**Records shown**
▼
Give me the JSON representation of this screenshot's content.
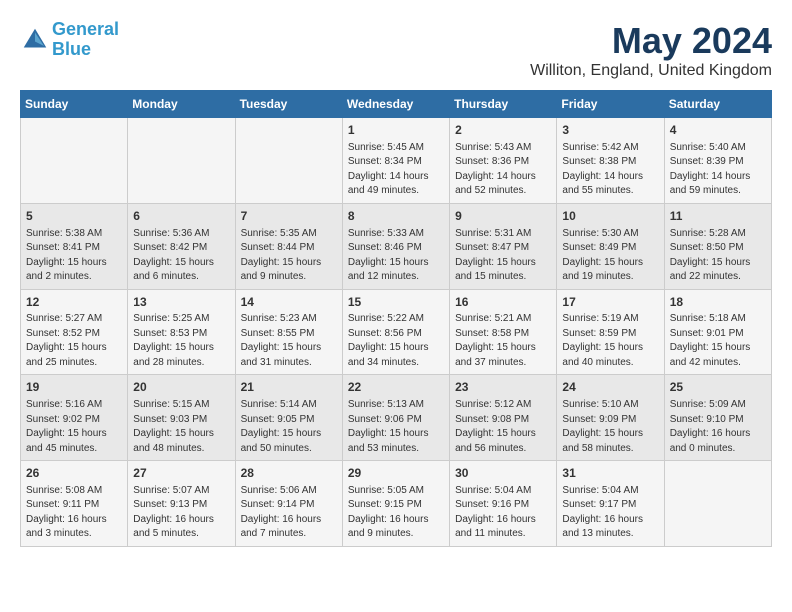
{
  "header": {
    "logo_line1": "General",
    "logo_line2": "Blue",
    "month_title": "May 2024",
    "location": "Williton, England, United Kingdom"
  },
  "days_of_week": [
    "Sunday",
    "Monday",
    "Tuesday",
    "Wednesday",
    "Thursday",
    "Friday",
    "Saturday"
  ],
  "rows": [
    {
      "cells": [
        {
          "day": "",
          "content": ""
        },
        {
          "day": "",
          "content": ""
        },
        {
          "day": "",
          "content": ""
        },
        {
          "day": "1",
          "content": "Sunrise: 5:45 AM\nSunset: 8:34 PM\nDaylight: 14 hours\nand 49 minutes."
        },
        {
          "day": "2",
          "content": "Sunrise: 5:43 AM\nSunset: 8:36 PM\nDaylight: 14 hours\nand 52 minutes."
        },
        {
          "day": "3",
          "content": "Sunrise: 5:42 AM\nSunset: 8:38 PM\nDaylight: 14 hours\nand 55 minutes."
        },
        {
          "day": "4",
          "content": "Sunrise: 5:40 AM\nSunset: 8:39 PM\nDaylight: 14 hours\nand 59 minutes."
        }
      ]
    },
    {
      "cells": [
        {
          "day": "5",
          "content": "Sunrise: 5:38 AM\nSunset: 8:41 PM\nDaylight: 15 hours\nand 2 minutes."
        },
        {
          "day": "6",
          "content": "Sunrise: 5:36 AM\nSunset: 8:42 PM\nDaylight: 15 hours\nand 6 minutes."
        },
        {
          "day": "7",
          "content": "Sunrise: 5:35 AM\nSunset: 8:44 PM\nDaylight: 15 hours\nand 9 minutes."
        },
        {
          "day": "8",
          "content": "Sunrise: 5:33 AM\nSunset: 8:46 PM\nDaylight: 15 hours\nand 12 minutes."
        },
        {
          "day": "9",
          "content": "Sunrise: 5:31 AM\nSunset: 8:47 PM\nDaylight: 15 hours\nand 15 minutes."
        },
        {
          "day": "10",
          "content": "Sunrise: 5:30 AM\nSunset: 8:49 PM\nDaylight: 15 hours\nand 19 minutes."
        },
        {
          "day": "11",
          "content": "Sunrise: 5:28 AM\nSunset: 8:50 PM\nDaylight: 15 hours\nand 22 minutes."
        }
      ]
    },
    {
      "cells": [
        {
          "day": "12",
          "content": "Sunrise: 5:27 AM\nSunset: 8:52 PM\nDaylight: 15 hours\nand 25 minutes."
        },
        {
          "day": "13",
          "content": "Sunrise: 5:25 AM\nSunset: 8:53 PM\nDaylight: 15 hours\nand 28 minutes."
        },
        {
          "day": "14",
          "content": "Sunrise: 5:23 AM\nSunset: 8:55 PM\nDaylight: 15 hours\nand 31 minutes."
        },
        {
          "day": "15",
          "content": "Sunrise: 5:22 AM\nSunset: 8:56 PM\nDaylight: 15 hours\nand 34 minutes."
        },
        {
          "day": "16",
          "content": "Sunrise: 5:21 AM\nSunset: 8:58 PM\nDaylight: 15 hours\nand 37 minutes."
        },
        {
          "day": "17",
          "content": "Sunrise: 5:19 AM\nSunset: 8:59 PM\nDaylight: 15 hours\nand 40 minutes."
        },
        {
          "day": "18",
          "content": "Sunrise: 5:18 AM\nSunset: 9:01 PM\nDaylight: 15 hours\nand 42 minutes."
        }
      ]
    },
    {
      "cells": [
        {
          "day": "19",
          "content": "Sunrise: 5:16 AM\nSunset: 9:02 PM\nDaylight: 15 hours\nand 45 minutes."
        },
        {
          "day": "20",
          "content": "Sunrise: 5:15 AM\nSunset: 9:03 PM\nDaylight: 15 hours\nand 48 minutes."
        },
        {
          "day": "21",
          "content": "Sunrise: 5:14 AM\nSunset: 9:05 PM\nDaylight: 15 hours\nand 50 minutes."
        },
        {
          "day": "22",
          "content": "Sunrise: 5:13 AM\nSunset: 9:06 PM\nDaylight: 15 hours\nand 53 minutes."
        },
        {
          "day": "23",
          "content": "Sunrise: 5:12 AM\nSunset: 9:08 PM\nDaylight: 15 hours\nand 56 minutes."
        },
        {
          "day": "24",
          "content": "Sunrise: 5:10 AM\nSunset: 9:09 PM\nDaylight: 15 hours\nand 58 minutes."
        },
        {
          "day": "25",
          "content": "Sunrise: 5:09 AM\nSunset: 9:10 PM\nDaylight: 16 hours\nand 0 minutes."
        }
      ]
    },
    {
      "cells": [
        {
          "day": "26",
          "content": "Sunrise: 5:08 AM\nSunset: 9:11 PM\nDaylight: 16 hours\nand 3 minutes."
        },
        {
          "day": "27",
          "content": "Sunrise: 5:07 AM\nSunset: 9:13 PM\nDaylight: 16 hours\nand 5 minutes."
        },
        {
          "day": "28",
          "content": "Sunrise: 5:06 AM\nSunset: 9:14 PM\nDaylight: 16 hours\nand 7 minutes."
        },
        {
          "day": "29",
          "content": "Sunrise: 5:05 AM\nSunset: 9:15 PM\nDaylight: 16 hours\nand 9 minutes."
        },
        {
          "day": "30",
          "content": "Sunrise: 5:04 AM\nSunset: 9:16 PM\nDaylight: 16 hours\nand 11 minutes."
        },
        {
          "day": "31",
          "content": "Sunrise: 5:04 AM\nSunset: 9:17 PM\nDaylight: 16 hours\nand 13 minutes."
        },
        {
          "day": "",
          "content": ""
        }
      ]
    }
  ]
}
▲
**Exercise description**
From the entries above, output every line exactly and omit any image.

**Solution to this task**
Give me the JSON representation of this screenshot's content.
{
  "header": {
    "logo_line1": "General",
    "logo_line2": "Blue",
    "month_title": "May 2024",
    "location": "Williton, England, United Kingdom"
  },
  "days_of_week": [
    "Sunday",
    "Monday",
    "Tuesday",
    "Wednesday",
    "Thursday",
    "Friday",
    "Saturday"
  ],
  "rows": [
    {
      "cells": [
        {
          "day": "",
          "content": ""
        },
        {
          "day": "",
          "content": ""
        },
        {
          "day": "",
          "content": ""
        },
        {
          "day": "1",
          "content": "Sunrise: 5:45 AM\nSunset: 8:34 PM\nDaylight: 14 hours\nand 49 minutes."
        },
        {
          "day": "2",
          "content": "Sunrise: 5:43 AM\nSunset: 8:36 PM\nDaylight: 14 hours\nand 52 minutes."
        },
        {
          "day": "3",
          "content": "Sunrise: 5:42 AM\nSunset: 8:38 PM\nDaylight: 14 hours\nand 55 minutes."
        },
        {
          "day": "4",
          "content": "Sunrise: 5:40 AM\nSunset: 8:39 PM\nDaylight: 14 hours\nand 59 minutes."
        }
      ]
    },
    {
      "cells": [
        {
          "day": "5",
          "content": "Sunrise: 5:38 AM\nSunset: 8:41 PM\nDaylight: 15 hours\nand 2 minutes."
        },
        {
          "day": "6",
          "content": "Sunrise: 5:36 AM\nSunset: 8:42 PM\nDaylight: 15 hours\nand 6 minutes."
        },
        {
          "day": "7",
          "content": "Sunrise: 5:35 AM\nSunset: 8:44 PM\nDaylight: 15 hours\nand 9 minutes."
        },
        {
          "day": "8",
          "content": "Sunrise: 5:33 AM\nSunset: 8:46 PM\nDaylight: 15 hours\nand 12 minutes."
        },
        {
          "day": "9",
          "content": "Sunrise: 5:31 AM\nSunset: 8:47 PM\nDaylight: 15 hours\nand 15 minutes."
        },
        {
          "day": "10",
          "content": "Sunrise: 5:30 AM\nSunset: 8:49 PM\nDaylight: 15 hours\nand 19 minutes."
        },
        {
          "day": "11",
          "content": "Sunrise: 5:28 AM\nSunset: 8:50 PM\nDaylight: 15 hours\nand 22 minutes."
        }
      ]
    },
    {
      "cells": [
        {
          "day": "12",
          "content": "Sunrise: 5:27 AM\nSunset: 8:52 PM\nDaylight: 15 hours\nand 25 minutes."
        },
        {
          "day": "13",
          "content": "Sunrise: 5:25 AM\nSunset: 8:53 PM\nDaylight: 15 hours\nand 28 minutes."
        },
        {
          "day": "14",
          "content": "Sunrise: 5:23 AM\nSunset: 8:55 PM\nDaylight: 15 hours\nand 31 minutes."
        },
        {
          "day": "15",
          "content": "Sunrise: 5:22 AM\nSunset: 8:56 PM\nDaylight: 15 hours\nand 34 minutes."
        },
        {
          "day": "16",
          "content": "Sunrise: 5:21 AM\nSunset: 8:58 PM\nDaylight: 15 hours\nand 37 minutes."
        },
        {
          "day": "17",
          "content": "Sunrise: 5:19 AM\nSunset: 8:59 PM\nDaylight: 15 hours\nand 40 minutes."
        },
        {
          "day": "18",
          "content": "Sunrise: 5:18 AM\nSunset: 9:01 PM\nDaylight: 15 hours\nand 42 minutes."
        }
      ]
    },
    {
      "cells": [
        {
          "day": "19",
          "content": "Sunrise: 5:16 AM\nSunset: 9:02 PM\nDaylight: 15 hours\nand 45 minutes."
        },
        {
          "day": "20",
          "content": "Sunrise: 5:15 AM\nSunset: 9:03 PM\nDaylight: 15 hours\nand 48 minutes."
        },
        {
          "day": "21",
          "content": "Sunrise: 5:14 AM\nSunset: 9:05 PM\nDaylight: 15 hours\nand 50 minutes."
        },
        {
          "day": "22",
          "content": "Sunrise: 5:13 AM\nSunset: 9:06 PM\nDaylight: 15 hours\nand 53 minutes."
        },
        {
          "day": "23",
          "content": "Sunrise: 5:12 AM\nSunset: 9:08 PM\nDaylight: 15 hours\nand 56 minutes."
        },
        {
          "day": "24",
          "content": "Sunrise: 5:10 AM\nSunset: 9:09 PM\nDaylight: 15 hours\nand 58 minutes."
        },
        {
          "day": "25",
          "content": "Sunrise: 5:09 AM\nSunset: 9:10 PM\nDaylight: 16 hours\nand 0 minutes."
        }
      ]
    },
    {
      "cells": [
        {
          "day": "26",
          "content": "Sunrise: 5:08 AM\nSunset: 9:11 PM\nDaylight: 16 hours\nand 3 minutes."
        },
        {
          "day": "27",
          "content": "Sunrise: 5:07 AM\nSunset: 9:13 PM\nDaylight: 16 hours\nand 5 minutes."
        },
        {
          "day": "28",
          "content": "Sunrise: 5:06 AM\nSunset: 9:14 PM\nDaylight: 16 hours\nand 7 minutes."
        },
        {
          "day": "29",
          "content": "Sunrise: 5:05 AM\nSunset: 9:15 PM\nDaylight: 16 hours\nand 9 minutes."
        },
        {
          "day": "30",
          "content": "Sunrise: 5:04 AM\nSunset: 9:16 PM\nDaylight: 16 hours\nand 11 minutes."
        },
        {
          "day": "31",
          "content": "Sunrise: 5:04 AM\nSunset: 9:17 PM\nDaylight: 16 hours\nand 13 minutes."
        },
        {
          "day": "",
          "content": ""
        }
      ]
    }
  ]
}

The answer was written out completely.